The Mental Health Act 1983 is used to admit someone over the age of 16 who will not agree to a voluntary admission, is suffering from a mental disorder and is a danger to themselves or others. The most common types of section you will come across in general practice are sections 2, 3 and 4. Occasionally, when a GP believes the patient to be a danger to themselves or others, he or she can use section 4 to admit the patient for up to 72 hours with a recommendation from a nearest relative or an approved social worker (ASW).
Involve relevant professionals
The decision to section a patient may be made by the GP, a psychiatrist or recommended by an ASW. Contact the hospital to arrange a bed and also order an ambulance for the time of the psychiatrist's arrival. If the patient absconds or is violent, call the police. They have a legal duty to ensure a sectioned patient gets to hospital.
Use the notes
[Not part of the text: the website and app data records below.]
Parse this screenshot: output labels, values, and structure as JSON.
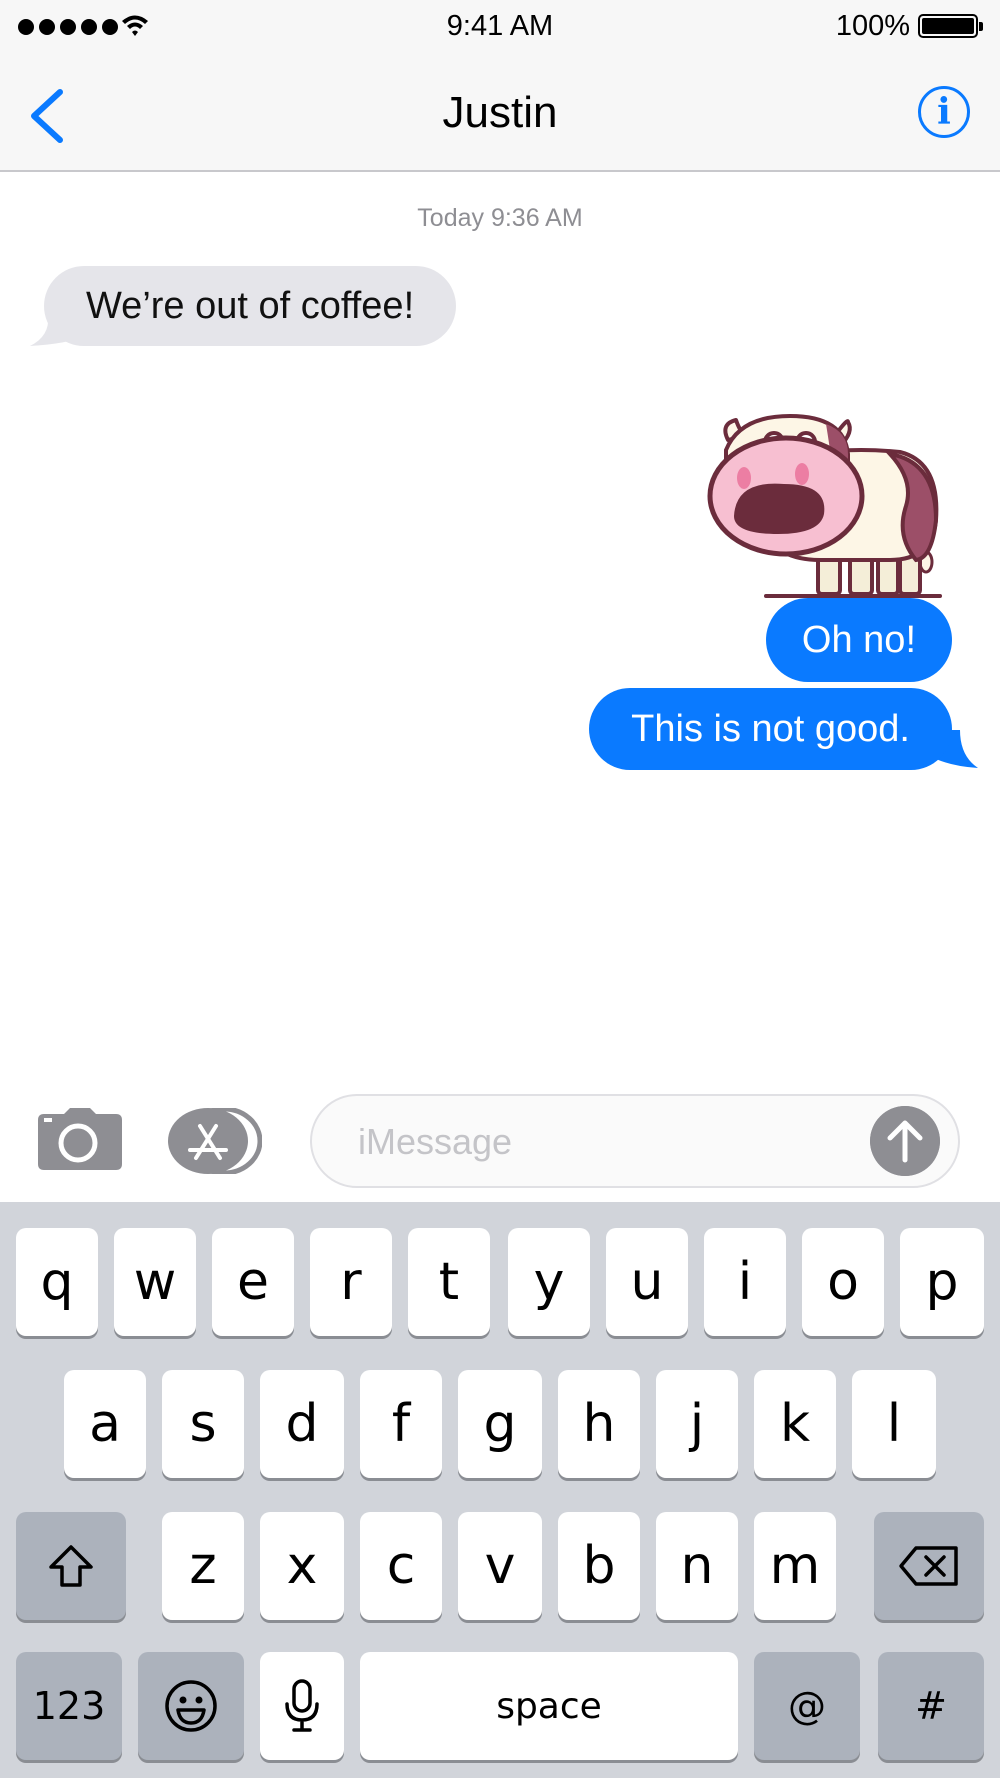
{
  "status_bar": {
    "time": "9:41 AM",
    "battery": "100%"
  },
  "nav": {
    "title": "Justin",
    "back_icon": "chevron-left-icon",
    "info_icon": "info-icon",
    "info_glyph": "i"
  },
  "conversation": {
    "timestamp": "Today 9:36 AM",
    "received": [
      "We’re out of coffee!"
    ],
    "sticker": "surprised-cow-sticker",
    "sent": [
      "Oh no!",
      "This is not good."
    ]
  },
  "composer": {
    "placeholder": "iMessage",
    "value": ""
  },
  "keyboard": {
    "row1": [
      "q",
      "w",
      "e",
      "r",
      "t",
      "y",
      "u",
      "i",
      "o",
      "p"
    ],
    "row2": [
      "a",
      "s",
      "d",
      "f",
      "g",
      "h",
      "j",
      "k",
      "l"
    ],
    "row3": [
      "z",
      "x",
      "c",
      "v",
      "b",
      "n",
      "m"
    ],
    "numbers_label": "123",
    "space_label": "space",
    "at_label": "@",
    "hash_label": "#"
  },
  "colors": {
    "accent": "#0a7aff",
    "received_bubble": "#e5e5ea",
    "keyboard_bg": "#d1d4da"
  }
}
Take the patient's notes with you. If a section is necessary, both doctors will fill in form 7 and the ASW form 6. The GP must know the patient or be section 12 approved. Always document the assessment and the type of section used (2 for assessment and 3 for treatment). Don't forget to claim the standard fee for a GP's attendance.
- Contributed by Dr Lizzie Croton, a salaried GP in Birmingham
- In-depth knowledge of the Mental Health Act.
- Prior contact with the receiving hospital.
- Patient's notes.
- Readiness to call the police, if required.